━━━━━ DATA SUPPLIED ━━━━━

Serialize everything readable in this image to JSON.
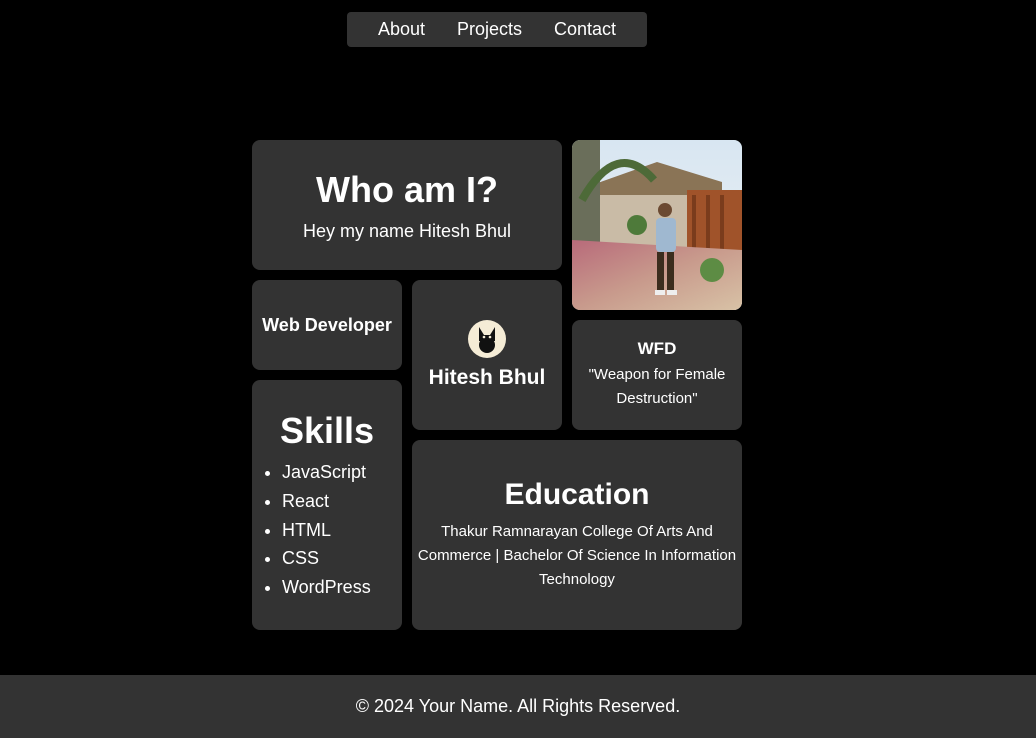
{
  "nav": {
    "items": [
      "About",
      "Projects",
      "Contact"
    ]
  },
  "who": {
    "title": "Who am I?",
    "text": "Hey my name Hitesh Bhul"
  },
  "webdev": {
    "label": "Web Developer"
  },
  "profile": {
    "name": "Hitesh Bhul"
  },
  "wfd": {
    "title": "WFD",
    "quote": "\"Weapon for Female Destruction\""
  },
  "skills": {
    "title": "Skills",
    "items": [
      "JavaScript",
      "React",
      "HTML",
      "CSS",
      "WordPress"
    ]
  },
  "education": {
    "title": "Education",
    "text": "Thakur Ramnarayan College Of Arts And Commerce | Bachelor Of Science In Information Technology"
  },
  "footer": {
    "text": "© 2024 Your Name. All Rights Reserved."
  }
}
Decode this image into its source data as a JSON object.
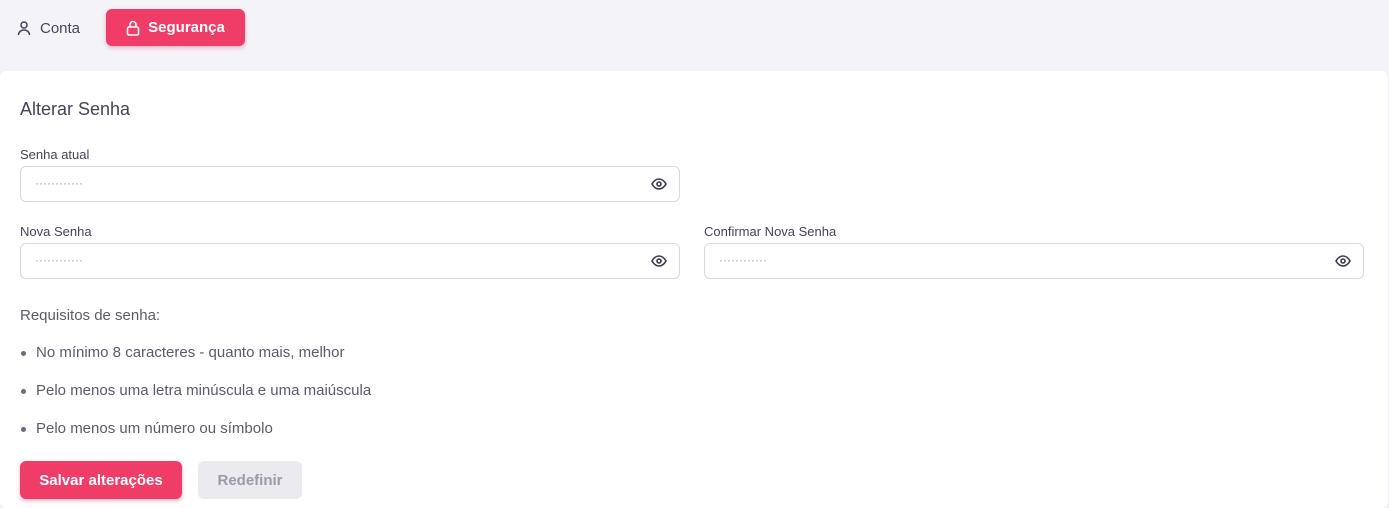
{
  "tabs": {
    "conta": {
      "label": "Conta",
      "icon": "user-icon"
    },
    "seguranca": {
      "label": "Segurança",
      "icon": "lock-icon",
      "active": true
    }
  },
  "card": {
    "title": "Alterar Senha"
  },
  "fields": {
    "current": {
      "label": "Senha atual",
      "value": "············",
      "icon": "eye-icon"
    },
    "new": {
      "label": "Nova Senha",
      "value": "············",
      "icon": "eye-icon"
    },
    "confirm": {
      "label": "Confirmar Nova Senha",
      "value": "············",
      "icon": "eye-icon"
    }
  },
  "requirements": {
    "title": "Requisitos de senha:",
    "items": [
      "No mínimo 8 caracteres - quanto mais, melhor",
      "Pelo menos uma letra minúscula e uma maiúscula",
      "Pelo menos um número ou símbolo"
    ]
  },
  "buttons": {
    "save": "Salvar alterações",
    "reset": "Redefinir"
  },
  "colors": {
    "accent": "#ef3d67",
    "background": "#f4f4f8",
    "card": "#ffffff",
    "muted_button": "#ebebef"
  }
}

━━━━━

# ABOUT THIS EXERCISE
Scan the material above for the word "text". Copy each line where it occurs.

# OUTPUT BELOW
    "text": "Hey my name Hitesh Bhul"
    "text": "Thakur Ramnarayan College Of Arts And Commerce | Bachelor Of Science In Information Technology"
    "text": "© 2024 Your Name. All Rights Reserved."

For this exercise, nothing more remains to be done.